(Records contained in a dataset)
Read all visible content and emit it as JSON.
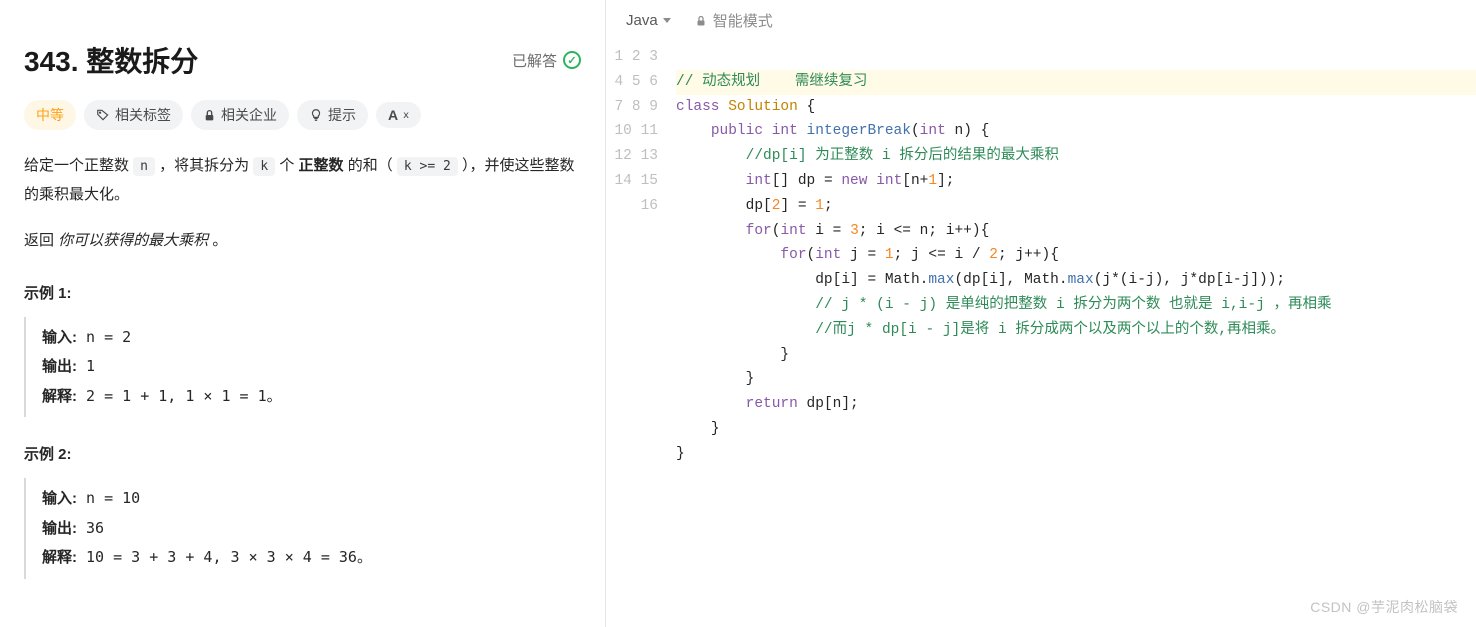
{
  "problem": {
    "title": "343. 整数拆分",
    "solved_label": "已解答",
    "difficulty": "中等",
    "tags": {
      "related_tags": "相关标签",
      "related_companies": "相关企业",
      "hint": "提示",
      "font": "A"
    },
    "desc_parts": {
      "p1a": "给定一个正整数 ",
      "p1_n": "n",
      "p1b": " ，将其拆分为 ",
      "p1_k": "k",
      "p1c": " 个 ",
      "p1_bold": "正整数",
      "p1d": " 的和（ ",
      "p1_code2": "k >= 2",
      "p1e": " ），并使这些整数的乘积最大化。",
      "p2a": "返回 ",
      "p2_italic": "你可以获得的最大乘积",
      "p2b": " 。"
    },
    "examples": [
      {
        "title": "示例 1:",
        "input_label": "输入:",
        "input_val": " n = 2",
        "output_label": "输出:",
        "output_val": " 1",
        "explain_label": "解释:",
        "explain_val": " 2 = 1 + 1, 1 × 1 = 1。"
      },
      {
        "title": "示例 2:",
        "input_label": "输入:",
        "input_val": " n = 10",
        "output_label": "输出:",
        "output_val": " 36",
        "explain_label": "解释:",
        "explain_val": " 10 = 3 + 3 + 4, 3 × 3 × 4 = 36。"
      }
    ]
  },
  "editor": {
    "language": "Java",
    "smart_mode": "智能模式",
    "line_count": 16,
    "code": {
      "l1_comment": "// 动态规划    需继续复习",
      "l2_class": "class",
      "l2_name": "Solution",
      "l2_brace": " {",
      "l3_pad": "    ",
      "l3_public": "public",
      "l3_int": " int",
      "l3_fn": " integerBreak",
      "l3_paren1": "(",
      "l3_argtype": "int",
      "l3_argname": " n",
      "l3_paren2": ") {",
      "l4_pad": "        ",
      "l4_comment": "//dp[i] 为正整数 i 拆分后的结果的最大乘积",
      "l5_pad": "        ",
      "l5_a": "int",
      "l5_b": "[] dp = ",
      "l5_new": "new",
      "l5_c": " int",
      "l5_d": "[n+",
      "l5_num": "1",
      "l5_e": "];",
      "l6_pad": "        ",
      "l6_a": "dp[",
      "l6_n1": "2",
      "l6_b": "] = ",
      "l6_n2": "1",
      "l6_c": ";",
      "l7_pad": "        ",
      "l7_for": "for",
      "l7_a": "(",
      "l7_int": "int",
      "l7_b": " i = ",
      "l7_n1": "3",
      "l7_c": "; i <= n; i++){",
      "l8_pad": "            ",
      "l8_for": "for",
      "l8_a": "(",
      "l8_int": "int",
      "l8_b": " j = ",
      "l8_n1": "1",
      "l8_c": "; j <= i / ",
      "l8_n2": "2",
      "l8_d": "; j++){",
      "l9_pad": "                ",
      "l9_a": "dp[i] = Math.",
      "l9_max1": "max",
      "l9_b": "(dp[i], Math.",
      "l9_max2": "max",
      "l9_c": "(j*(i-j), j*dp[i-j]));",
      "l10_pad": "                ",
      "l10_comment": "// j * (i - j) 是单纯的把整数 i 拆分为两个数 也就是 i,i-j ，再相乘",
      "l11_pad": "                ",
      "l11_comment": "//而j * dp[i - j]是将 i 拆分成两个以及两个以上的个数,再相乘。",
      "l12_pad": "            ",
      "l12_a": "}",
      "l13_pad": "        ",
      "l13_a": "}",
      "l14_pad": "        ",
      "l14_ret": "return",
      "l14_a": " dp[n];",
      "l15_pad": "    ",
      "l15_a": "}",
      "l16_a": "}"
    }
  },
  "watermark": "CSDN @芋泥肉松脑袋"
}
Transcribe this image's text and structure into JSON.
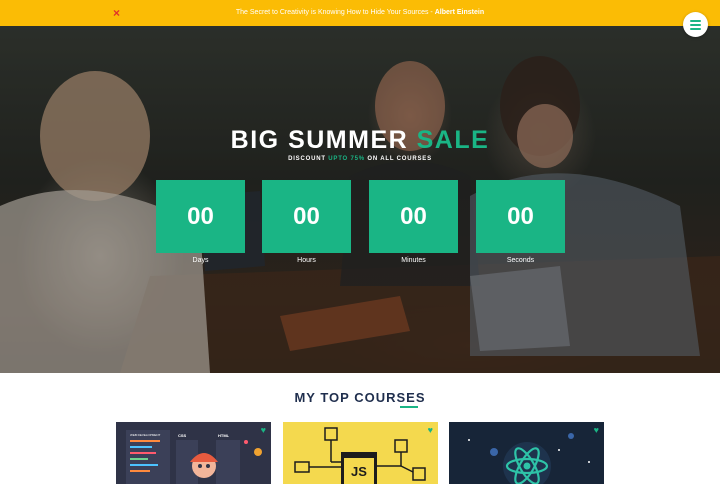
{
  "announcement": {
    "close_icon": "×",
    "quote_text": "The Secret to Creativity is Knowing How to Hide Your Sources -",
    "quote_author": "Albert Einstein"
  },
  "hero": {
    "title_main": "BIG SUMMER",
    "title_accent": "SALE",
    "subtitle_before": "DISCOUNT",
    "subtitle_accent": "UPTO 75%",
    "subtitle_after": "ON ALL COURSES"
  },
  "countdown": [
    {
      "value": "00",
      "label": "Days"
    },
    {
      "value": "00",
      "label": "Hours"
    },
    {
      "value": "00",
      "label": "Minutes"
    },
    {
      "value": "00",
      "label": "Seconds"
    }
  ],
  "courses_section": {
    "title": "MY TOP COURSES",
    "card_labels": {
      "web_label": "WEB DEVELOPMENT",
      "css_label": "CSS",
      "html_label": "HTML",
      "js_label": "JS"
    }
  },
  "colors": {
    "accent": "#1ab585",
    "banner": "#fbbc05",
    "heading": "#1f2e4d"
  }
}
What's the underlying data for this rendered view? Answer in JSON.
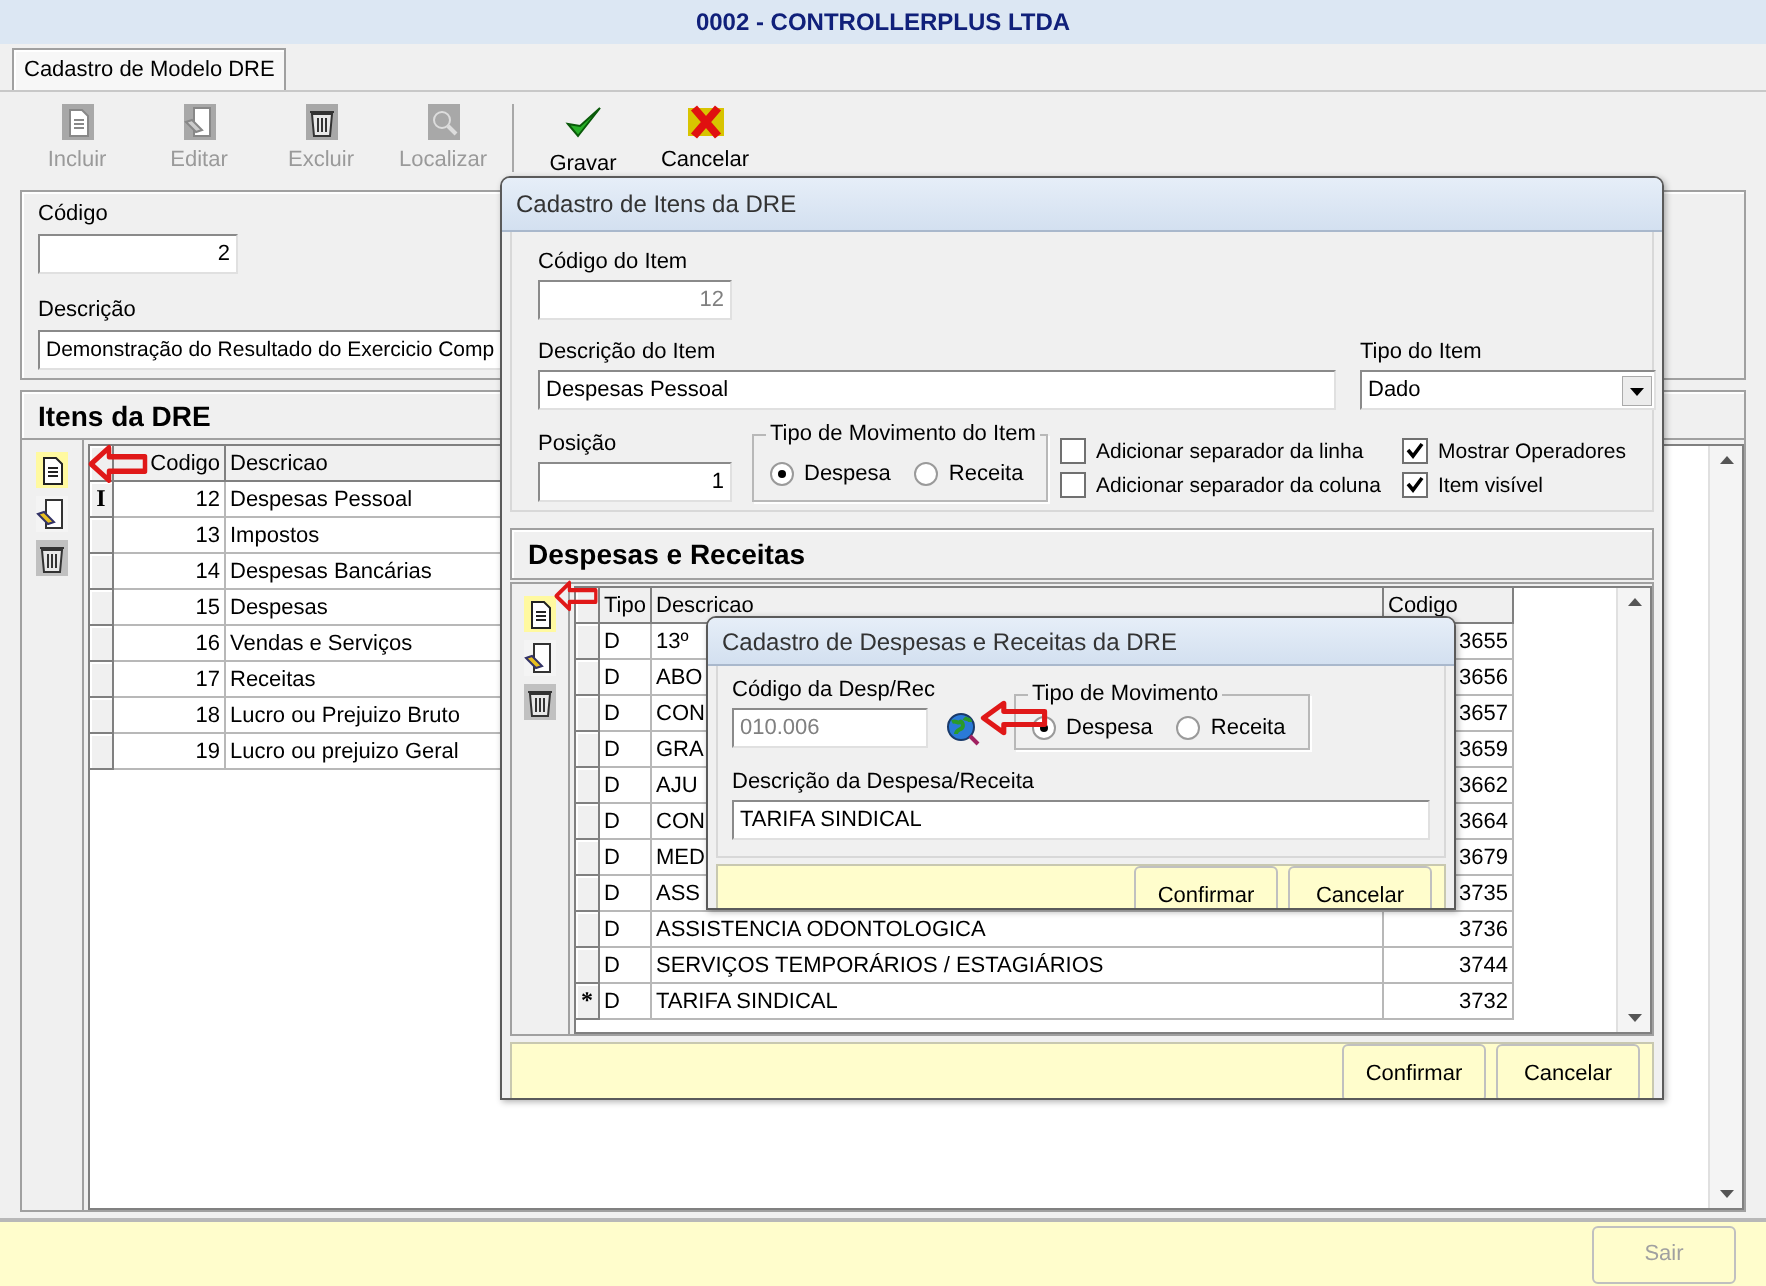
{
  "window": {
    "title": "0002 - CONTROLLERPLUS LTDA"
  },
  "tabs": [
    {
      "label": "Cadastro de Modelo DRE",
      "selected": true
    }
  ],
  "toolbar": {
    "record_actions": [
      {
        "kind": "new",
        "label": "Incluir",
        "disabled": true
      },
      {
        "kind": "edit",
        "label": "Editar",
        "disabled": true
      },
      {
        "kind": "delete",
        "label": "Excluir",
        "disabled": true
      },
      {
        "kind": "find",
        "label": "Localizar",
        "disabled": true
      }
    ],
    "edit_actions": [
      {
        "kind": "save",
        "label": "Gravar",
        "disabled": false
      },
      {
        "kind": "cancel",
        "label": "Cancelar",
        "disabled": false
      }
    ]
  },
  "form": {
    "code": {
      "label": "Código",
      "value": "2"
    },
    "description": {
      "label": "Descrição",
      "value": "Demonstração do Resultado do Exercicio Comp"
    }
  },
  "items_panel": {
    "title": "Itens da DRE",
    "columns": [
      "Codigo",
      "Descricao"
    ],
    "rows": [
      {
        "marker": "I",
        "code": "12",
        "description": "Despesas Pessoal"
      },
      {
        "code": "13",
        "description": "Impostos"
      },
      {
        "code": "14",
        "description": "Despesas Bancárias"
      },
      {
        "code": "15",
        "description": "Despesas"
      },
      {
        "code": "16",
        "description": "Vendas e Serviços"
      },
      {
        "code": "17",
        "description": "Receitas"
      },
      {
        "code": "18",
        "description": "Lucro ou Prejuizo Bruto"
      },
      {
        "code": "19",
        "description": "Lucro ou prejuizo Geral"
      }
    ]
  },
  "items_dialog": {
    "title": "Cadastro de Itens da DRE",
    "code": {
      "label": "Código do Item",
      "value": "12",
      "disabled": true
    },
    "description": {
      "label": "Descrição do Item",
      "value": "Despesas Pessoal"
    },
    "item_type": {
      "label": "Tipo do Item",
      "value": "Dado"
    },
    "position": {
      "label": "Posição",
      "value": "1"
    },
    "movement": {
      "title": "Tipo de Movimento do Item",
      "options": [
        {
          "label": "Despesa",
          "selected": true
        },
        {
          "label": "Receita",
          "selected": false
        }
      ]
    },
    "checkboxes": [
      {
        "label": "Adicionar separador da linha",
        "checked": false
      },
      {
        "label": "Mostrar Operadores",
        "checked": true
      },
      {
        "label": "Adicionar separador da coluna",
        "checked": false
      },
      {
        "label": "Item visível",
        "checked": true
      }
    ],
    "subpanel": {
      "title": "Despesas e Receitas",
      "columns": [
        "Tipo",
        "Descricao",
        "Codigo"
      ],
      "rows": [
        {
          "type": "D",
          "description": "13º",
          "code": "3655"
        },
        {
          "type": "D",
          "description": "ABO",
          "code": "3656"
        },
        {
          "type": "D",
          "description": "CON",
          "code": "3657"
        },
        {
          "type": "D",
          "description": "GRA",
          "code": "3659"
        },
        {
          "type": "D",
          "description": "AJU",
          "code": "3662"
        },
        {
          "type": "D",
          "description": "CON",
          "code": "3664"
        },
        {
          "type": "D",
          "description": "MED",
          "code": "3679"
        },
        {
          "type": "D",
          "description": "ASS",
          "code": "3735"
        },
        {
          "type": "D",
          "description": "ASSISTENCIA ODONTOLOGICA",
          "code": "3736"
        },
        {
          "type": "D",
          "description": "SERVIÇOS TEMPORÁRIOS / ESTAGIÁRIOS",
          "code": "3744"
        },
        {
          "marker": "*",
          "type": "D",
          "description": "TARIFA SINDICAL",
          "code": "3732"
        }
      ]
    },
    "buttons": [
      "Confirmar",
      "Cancelar"
    ]
  },
  "expense_dialog": {
    "title": "Cadastro de Despesas e Receitas da DRE",
    "code": {
      "label": "Código da Desp/Rec",
      "value": "010.006",
      "disabled": true
    },
    "movement": {
      "title": "Tipo de Movimento",
      "options": [
        {
          "label": "Despesa",
          "selected": true
        },
        {
          "label": "Receita",
          "selected": false
        }
      ]
    },
    "description": {
      "label": "Descrição da Despesa/Receita",
      "value": "TARIFA SINDICAL"
    },
    "buttons": [
      "Confirmar",
      "Cancelar"
    ]
  },
  "footer": {
    "buttons": [
      {
        "label": "Sair",
        "disabled": true
      }
    ]
  }
}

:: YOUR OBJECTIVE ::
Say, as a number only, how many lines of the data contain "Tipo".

:: SOLUTION TO THE PROBLEM ::
4